◆ WHAT TO PRODUCE ◆
Among these entries, how many lines contain "Saved"? Say the number and nothing else.

Data about app and page elements
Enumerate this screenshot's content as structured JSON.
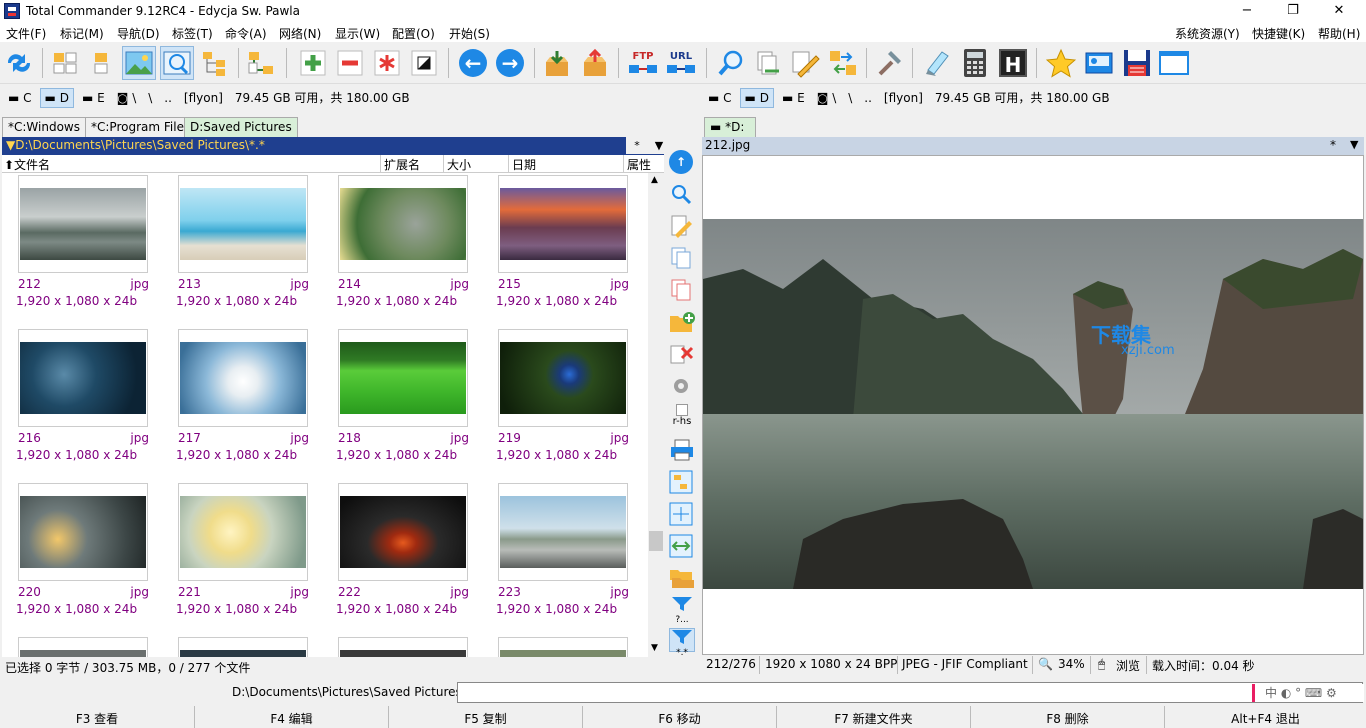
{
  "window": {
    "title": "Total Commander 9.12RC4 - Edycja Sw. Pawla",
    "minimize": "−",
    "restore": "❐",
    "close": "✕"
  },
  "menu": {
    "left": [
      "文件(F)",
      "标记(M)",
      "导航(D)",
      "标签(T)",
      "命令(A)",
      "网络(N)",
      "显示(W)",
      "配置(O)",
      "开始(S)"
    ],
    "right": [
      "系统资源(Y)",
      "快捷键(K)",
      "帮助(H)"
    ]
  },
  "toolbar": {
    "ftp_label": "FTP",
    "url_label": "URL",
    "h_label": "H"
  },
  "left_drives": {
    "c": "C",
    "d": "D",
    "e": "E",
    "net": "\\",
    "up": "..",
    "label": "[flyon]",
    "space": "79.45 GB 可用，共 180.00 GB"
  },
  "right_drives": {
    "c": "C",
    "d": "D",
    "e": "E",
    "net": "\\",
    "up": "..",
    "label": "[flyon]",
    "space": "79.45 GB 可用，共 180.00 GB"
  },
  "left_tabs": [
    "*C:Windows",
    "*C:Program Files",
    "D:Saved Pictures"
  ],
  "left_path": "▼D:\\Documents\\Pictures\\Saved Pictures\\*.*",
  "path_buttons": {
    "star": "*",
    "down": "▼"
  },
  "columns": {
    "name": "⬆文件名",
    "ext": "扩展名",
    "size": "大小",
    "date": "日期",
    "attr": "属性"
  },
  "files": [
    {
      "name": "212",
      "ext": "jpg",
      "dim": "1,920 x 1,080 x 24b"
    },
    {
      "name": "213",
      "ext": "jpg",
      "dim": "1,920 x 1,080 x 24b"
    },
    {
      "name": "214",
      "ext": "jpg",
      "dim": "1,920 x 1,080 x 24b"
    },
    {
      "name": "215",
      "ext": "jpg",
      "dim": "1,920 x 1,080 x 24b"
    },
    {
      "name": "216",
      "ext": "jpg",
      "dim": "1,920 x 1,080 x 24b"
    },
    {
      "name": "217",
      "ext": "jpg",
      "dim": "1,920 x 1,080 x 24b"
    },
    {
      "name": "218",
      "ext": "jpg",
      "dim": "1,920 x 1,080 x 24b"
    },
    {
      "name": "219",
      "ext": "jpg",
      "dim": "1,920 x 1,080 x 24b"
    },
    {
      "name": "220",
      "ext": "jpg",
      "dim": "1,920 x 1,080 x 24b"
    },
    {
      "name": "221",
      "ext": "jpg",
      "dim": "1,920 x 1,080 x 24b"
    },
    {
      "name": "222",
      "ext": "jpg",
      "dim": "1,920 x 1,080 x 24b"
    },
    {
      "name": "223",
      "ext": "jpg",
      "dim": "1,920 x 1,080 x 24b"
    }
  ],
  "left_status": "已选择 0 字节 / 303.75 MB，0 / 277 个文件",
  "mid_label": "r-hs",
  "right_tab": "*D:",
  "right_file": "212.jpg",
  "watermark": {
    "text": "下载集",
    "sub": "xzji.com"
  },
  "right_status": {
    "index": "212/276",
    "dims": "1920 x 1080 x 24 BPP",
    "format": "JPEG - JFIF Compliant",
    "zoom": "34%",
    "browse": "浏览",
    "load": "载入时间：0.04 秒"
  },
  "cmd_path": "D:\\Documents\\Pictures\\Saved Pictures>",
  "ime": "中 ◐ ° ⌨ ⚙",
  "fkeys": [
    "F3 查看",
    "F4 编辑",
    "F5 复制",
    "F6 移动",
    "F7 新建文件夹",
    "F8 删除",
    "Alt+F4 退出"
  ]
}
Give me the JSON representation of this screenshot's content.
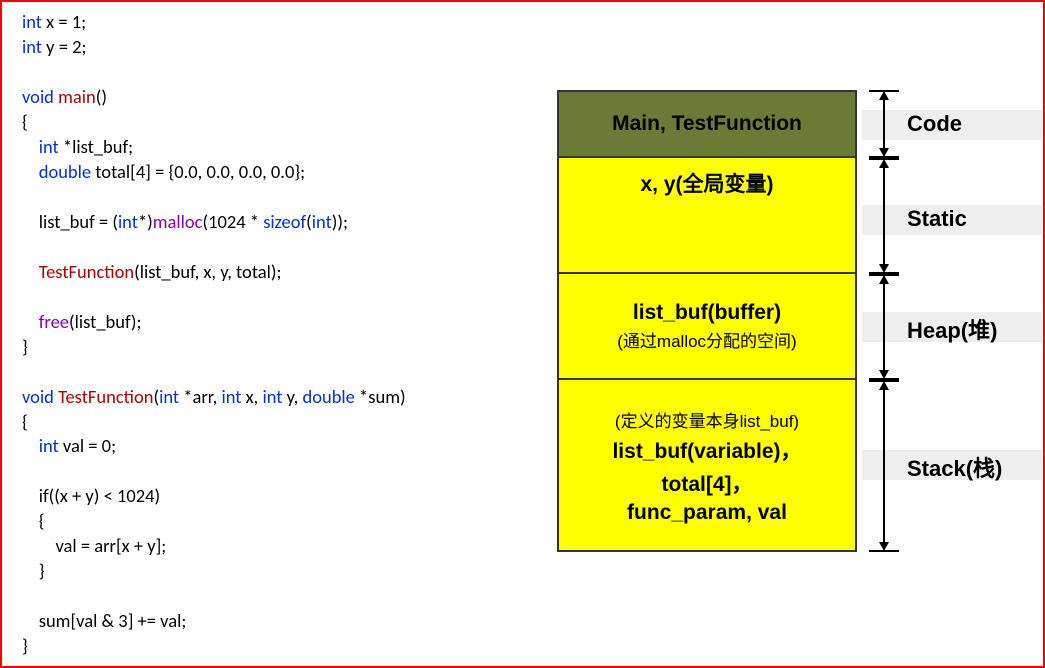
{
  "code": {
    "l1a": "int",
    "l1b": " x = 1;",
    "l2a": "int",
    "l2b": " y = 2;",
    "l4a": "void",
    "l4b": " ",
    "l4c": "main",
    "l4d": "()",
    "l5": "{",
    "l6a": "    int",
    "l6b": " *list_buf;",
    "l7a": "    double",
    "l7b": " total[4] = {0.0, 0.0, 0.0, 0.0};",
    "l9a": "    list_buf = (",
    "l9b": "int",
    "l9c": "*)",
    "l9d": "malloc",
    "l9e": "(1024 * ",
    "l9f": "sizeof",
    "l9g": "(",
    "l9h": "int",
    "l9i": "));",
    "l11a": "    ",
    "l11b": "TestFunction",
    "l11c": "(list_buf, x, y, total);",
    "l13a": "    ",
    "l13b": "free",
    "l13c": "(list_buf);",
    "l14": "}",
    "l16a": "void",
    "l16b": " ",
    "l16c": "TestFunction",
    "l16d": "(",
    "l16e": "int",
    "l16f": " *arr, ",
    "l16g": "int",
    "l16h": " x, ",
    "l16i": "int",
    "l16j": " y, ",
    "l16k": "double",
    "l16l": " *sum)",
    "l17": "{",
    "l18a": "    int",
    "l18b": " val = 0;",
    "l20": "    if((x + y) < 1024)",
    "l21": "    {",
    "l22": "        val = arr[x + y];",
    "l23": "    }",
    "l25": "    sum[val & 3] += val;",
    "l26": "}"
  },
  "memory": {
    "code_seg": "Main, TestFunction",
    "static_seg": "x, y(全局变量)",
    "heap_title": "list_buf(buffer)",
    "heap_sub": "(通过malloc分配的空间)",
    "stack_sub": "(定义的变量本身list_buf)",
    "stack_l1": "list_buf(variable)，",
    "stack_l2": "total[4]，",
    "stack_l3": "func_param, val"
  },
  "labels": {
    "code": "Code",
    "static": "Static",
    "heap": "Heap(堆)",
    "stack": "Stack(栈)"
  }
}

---

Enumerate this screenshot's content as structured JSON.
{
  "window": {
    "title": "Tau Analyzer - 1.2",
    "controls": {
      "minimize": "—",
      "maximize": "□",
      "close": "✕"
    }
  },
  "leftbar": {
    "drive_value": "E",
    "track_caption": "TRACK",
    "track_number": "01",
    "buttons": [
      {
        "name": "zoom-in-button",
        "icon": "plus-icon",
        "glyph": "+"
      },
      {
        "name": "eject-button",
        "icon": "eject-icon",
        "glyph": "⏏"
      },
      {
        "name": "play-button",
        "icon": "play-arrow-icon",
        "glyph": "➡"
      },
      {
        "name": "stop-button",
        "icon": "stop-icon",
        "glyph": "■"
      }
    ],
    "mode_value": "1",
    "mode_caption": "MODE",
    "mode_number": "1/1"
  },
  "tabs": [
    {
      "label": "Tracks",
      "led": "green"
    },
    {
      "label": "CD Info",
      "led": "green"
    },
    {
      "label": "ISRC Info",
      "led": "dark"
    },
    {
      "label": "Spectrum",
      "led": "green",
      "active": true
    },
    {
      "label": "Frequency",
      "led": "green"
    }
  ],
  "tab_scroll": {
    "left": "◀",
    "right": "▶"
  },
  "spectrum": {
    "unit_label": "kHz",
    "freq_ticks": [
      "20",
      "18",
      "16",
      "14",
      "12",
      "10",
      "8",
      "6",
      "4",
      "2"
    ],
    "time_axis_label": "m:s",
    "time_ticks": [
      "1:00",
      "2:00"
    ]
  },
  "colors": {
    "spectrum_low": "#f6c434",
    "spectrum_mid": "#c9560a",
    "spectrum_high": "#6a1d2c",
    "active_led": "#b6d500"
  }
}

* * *

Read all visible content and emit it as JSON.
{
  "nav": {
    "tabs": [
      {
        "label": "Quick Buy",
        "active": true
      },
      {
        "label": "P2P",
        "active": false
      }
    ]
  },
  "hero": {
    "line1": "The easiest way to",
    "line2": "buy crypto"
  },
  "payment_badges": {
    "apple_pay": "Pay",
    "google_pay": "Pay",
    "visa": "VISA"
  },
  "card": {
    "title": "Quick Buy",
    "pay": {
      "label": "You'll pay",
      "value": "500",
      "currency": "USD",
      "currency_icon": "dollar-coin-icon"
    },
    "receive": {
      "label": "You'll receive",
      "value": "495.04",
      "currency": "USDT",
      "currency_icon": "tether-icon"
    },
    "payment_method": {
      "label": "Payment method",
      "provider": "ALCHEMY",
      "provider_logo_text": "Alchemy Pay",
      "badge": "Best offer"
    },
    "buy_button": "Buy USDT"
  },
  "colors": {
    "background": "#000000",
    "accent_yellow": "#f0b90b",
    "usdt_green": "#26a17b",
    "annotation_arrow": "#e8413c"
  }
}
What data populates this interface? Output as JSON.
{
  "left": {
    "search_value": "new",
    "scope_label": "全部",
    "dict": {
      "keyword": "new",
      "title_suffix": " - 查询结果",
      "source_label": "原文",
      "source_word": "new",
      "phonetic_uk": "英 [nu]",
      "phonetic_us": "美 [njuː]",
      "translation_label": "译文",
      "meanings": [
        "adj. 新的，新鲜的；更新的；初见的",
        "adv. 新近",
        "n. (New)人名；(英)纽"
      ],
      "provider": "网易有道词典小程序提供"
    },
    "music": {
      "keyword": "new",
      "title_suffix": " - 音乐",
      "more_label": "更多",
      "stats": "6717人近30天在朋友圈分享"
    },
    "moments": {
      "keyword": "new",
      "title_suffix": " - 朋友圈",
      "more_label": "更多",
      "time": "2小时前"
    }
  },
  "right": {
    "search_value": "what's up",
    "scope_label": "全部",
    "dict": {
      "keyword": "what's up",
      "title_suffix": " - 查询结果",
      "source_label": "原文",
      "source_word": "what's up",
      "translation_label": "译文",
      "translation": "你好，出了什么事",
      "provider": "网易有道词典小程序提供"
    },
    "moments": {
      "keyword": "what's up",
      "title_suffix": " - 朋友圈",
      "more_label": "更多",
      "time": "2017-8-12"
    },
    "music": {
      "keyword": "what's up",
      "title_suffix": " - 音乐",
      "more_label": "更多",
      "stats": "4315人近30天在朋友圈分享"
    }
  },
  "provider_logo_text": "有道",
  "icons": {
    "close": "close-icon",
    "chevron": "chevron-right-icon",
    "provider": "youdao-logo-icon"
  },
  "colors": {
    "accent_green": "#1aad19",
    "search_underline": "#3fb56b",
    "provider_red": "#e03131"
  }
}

◆ TASK RESULT ◆
3